The protesters were holding placards, which read: "Stop killings of innocent Rohingya Muslims in Myanmar". They were chanting slogans against Myanmar authorities and Nobel laureate Aung San Suu Kyi, de-facto leader of the country.
Situation remained tensed in the capital as Haq had announced to enter high-security diplomatic enclave to surround the Myanmar embassy.
Pakistani authorities blocked all routes leading to diplomatic enclave by placing large containers near the site, commonly known as red zone, to avert any potential move by the rally participants to reach the embassy.
"God has directed us to help the oppressed," the JI chief said while addressing the protesters.
"The Myanmar government and army is involved in the killing of innocent Muslims and we are demanding from the government of Pakistan to immediately expel the Myanmar ambassador and suspend all defense agreements with them," he said.
He appreciated the Turkish government for strongly condemning the persecution of Muslims in Myanmar's Rakhine state.
- Fresh influx of refugees
"We salute President Recep Tayyip Erdogan, his government and Turkish people for raising voice for the Rohingya Muslims," Haq said.
Rohingya, described by the UN as the world's most persecuted people, have faced heightened fears of attack since dozens were killed in communal violence in 2012.
Last October, following attacks on border posts in Rakhine's Maungdaw district, Myanmar security forces launched a five-month crackdown in which, according to Rohingya groups, around 400 people were killed.
The UN documented mass gang rapes, killings -- including infants and young children -- brutal beatings and disappearances committed by security personnel.
In a report, UN investigators said the human rights violations constituted crimes against humanity.
Fresh violence erupted in Rakhine state nearly two weeks ago when security forces launched an operation against the Rohingya.
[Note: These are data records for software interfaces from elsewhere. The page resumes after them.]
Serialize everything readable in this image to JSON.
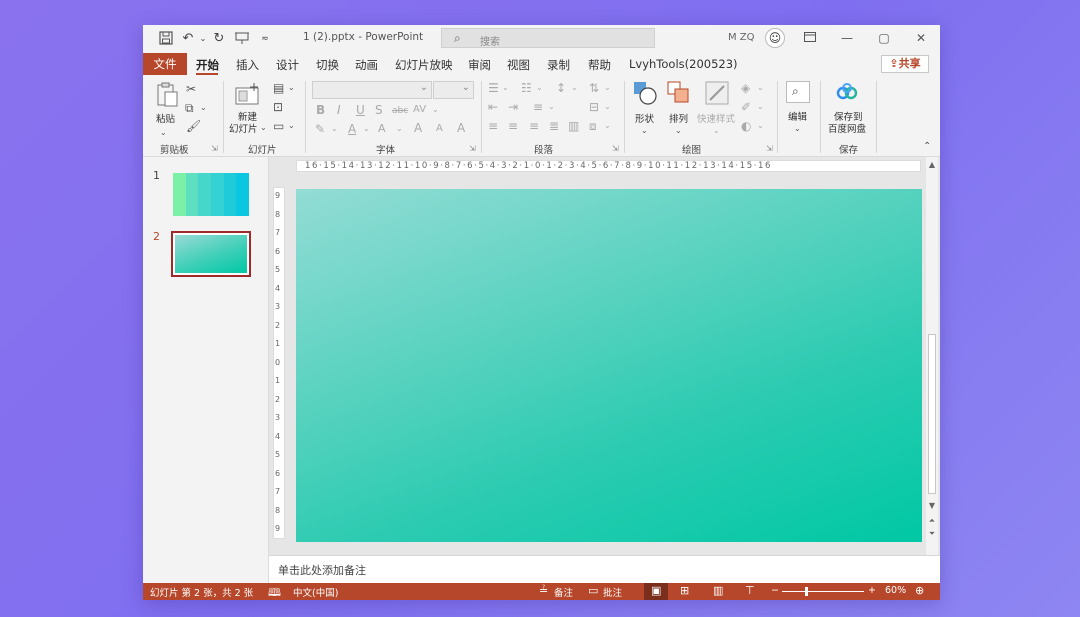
{
  "window": {
    "title": "1 (2).pptx  -  PowerPoint",
    "search_placeholder": "搜索",
    "user": "M ZQ"
  },
  "quick_access": [
    "save-icon",
    "undo-icon",
    "redo-icon",
    "present-icon"
  ],
  "tabs": {
    "file": "文件",
    "items": [
      "开始",
      "插入",
      "设计",
      "切换",
      "动画",
      "幻灯片放映",
      "审阅",
      "视图",
      "录制",
      "帮助",
      "LvyhTools(200523)"
    ],
    "active": "开始",
    "share": "共享"
  },
  "ribbon": {
    "clipboard": {
      "paste": "粘贴",
      "group": "剪贴板"
    },
    "slides": {
      "new_slide": "新建\n幻灯片",
      "new_slide_a": "新建",
      "new_slide_b": "幻灯片",
      "group": "幻灯片"
    },
    "font": {
      "bold": "B",
      "italic": "I",
      "underline": "U",
      "shadow": "S",
      "strike": "abc",
      "spacing": "AV",
      "grow": "A",
      "shrink": "A",
      "clear": "A",
      "group": "字体"
    },
    "paragraph": {
      "group": "段落"
    },
    "drawing": {
      "shapes": "形状",
      "arrange": "排列",
      "quick_styles": "快速样式",
      "group": "绘图"
    },
    "editing": {
      "label": "编辑"
    },
    "save": {
      "label_a": "保存到",
      "label_b": "百度网盘",
      "group": "保存"
    }
  },
  "ruler": {
    "horizontal": "16·15·14·13·12·11·10·9·8·7·6·5·4·3·2·1·0·1·2·3·4·5·6·7·8·9·10·11·12·13·14·15·16",
    "vertical": [
      "9",
      "8",
      "7",
      "6",
      "5",
      "4",
      "3",
      "2",
      "1",
      "0",
      "1",
      "2",
      "3",
      "4",
      "5",
      "6",
      "7",
      "8",
      "9"
    ]
  },
  "slides_pane": {
    "slides": [
      {
        "number": "1",
        "colors": [
          "#7cf0a6",
          "#5ee0c0",
          "#45d7c9",
          "#34d2d2",
          "#1fcad9",
          "#0bc6e0"
        ]
      },
      {
        "number": "2",
        "selected": true
      }
    ]
  },
  "slide": {
    "gradient_start": "#93dcd5",
    "gradient_end": "#00c8a4"
  },
  "notes": {
    "placeholder": "单击此处添加备注"
  },
  "status": {
    "slide_info": "幻灯片 第 2 张，共 2 张",
    "language": "中文(中国)",
    "notes": "备注",
    "comments": "批注",
    "zoom": "60%"
  },
  "colors": {
    "accent": "#b7472a",
    "background": "#8a72ee"
  }
}
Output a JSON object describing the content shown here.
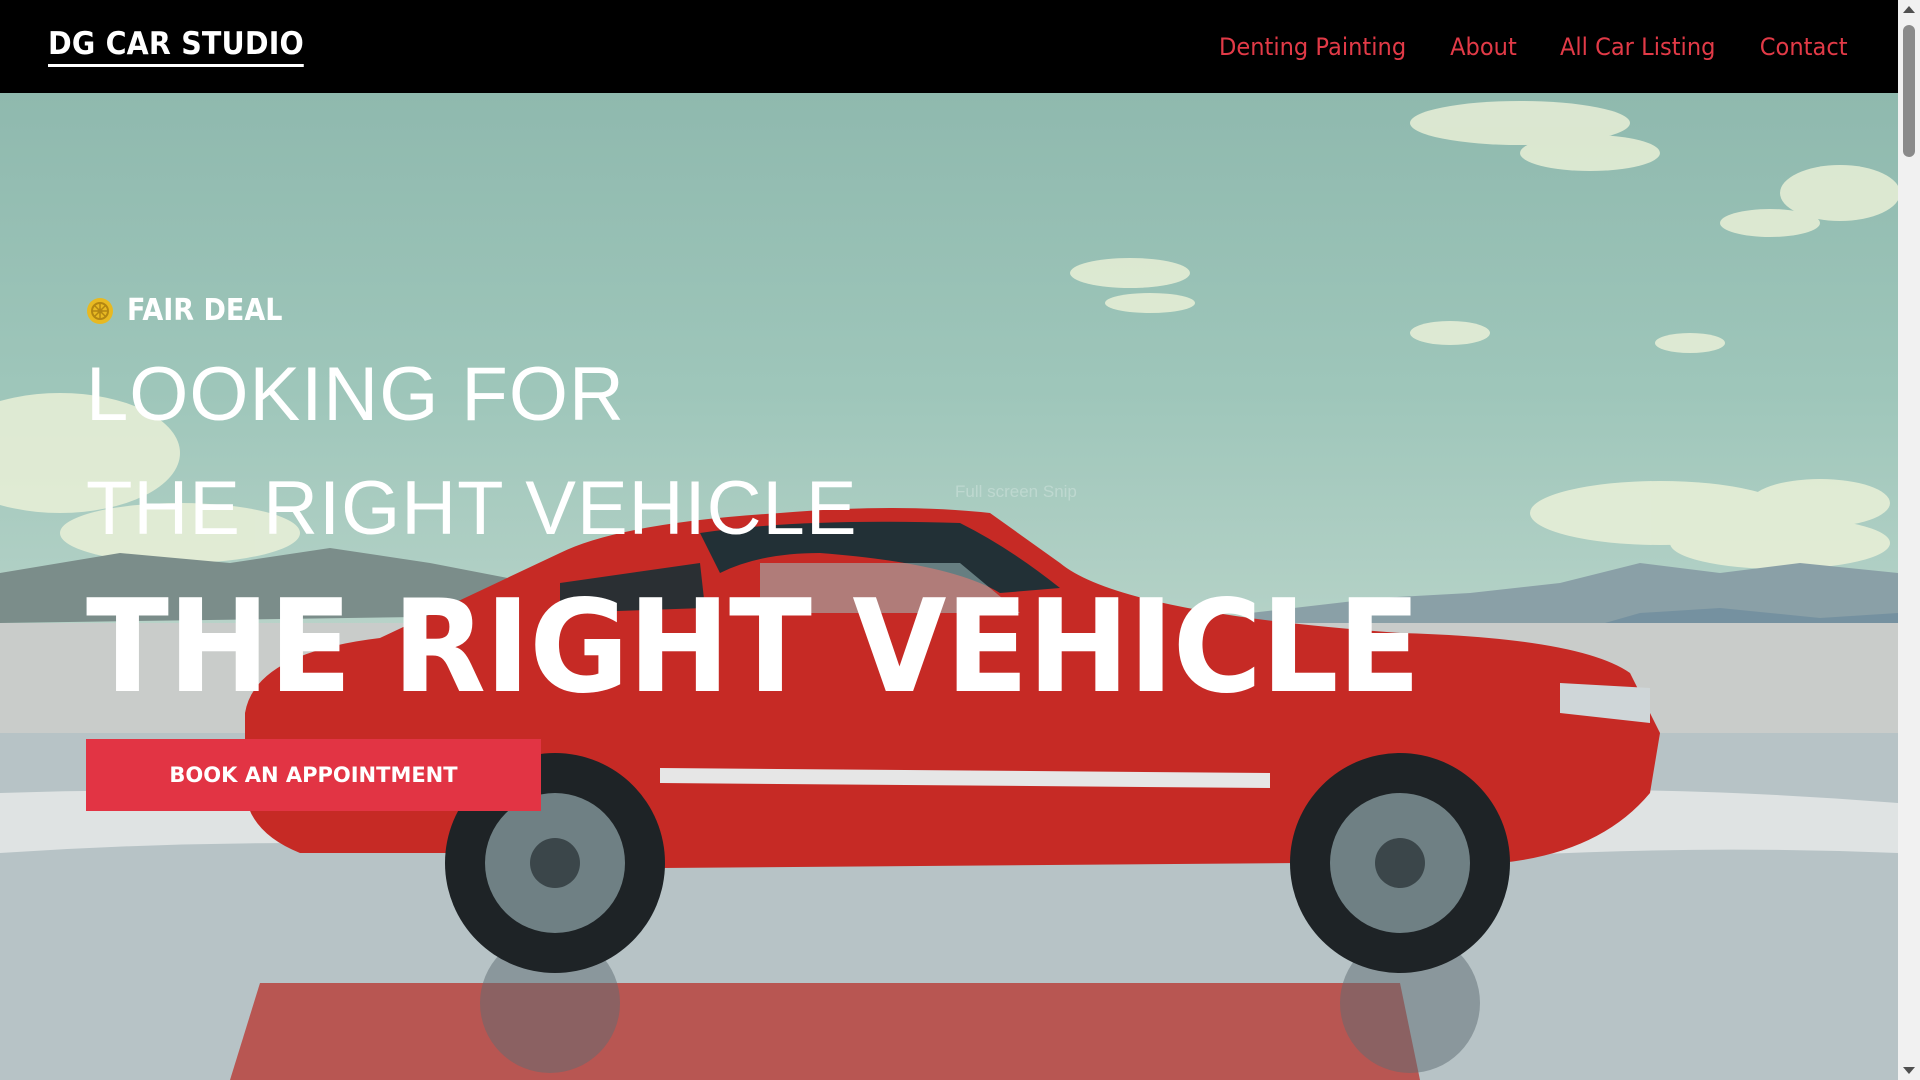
{
  "nav": {
    "brand": "DG CAR STUDIO",
    "links": [
      "Denting Painting",
      "About",
      "All Car Listing",
      "Contact"
    ]
  },
  "hero": {
    "badge": "FAIR DEAL",
    "badge_icon": "wheel-icon",
    "line1": "LOOKING FOR",
    "line2": "THE RIGHT VEHICLE",
    "line3": "THE RIGHT VEHICLE",
    "cta": "BOOK AN APPOINTMENT",
    "overlay_text": "Full screen Snip"
  },
  "colors": {
    "nav_bg": "#000000",
    "nav_link": "#e23a47",
    "cta_bg": "#e23444",
    "badge_icon": "#e8b921"
  }
}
Bangladesh, which already hosted around 400,000 Rohingya refugees, has faced a fresh influx of refugees since the security operation was launched.
According to the UN, 270,000 Rohingya have sought refuge in Bangladesh as of Friday.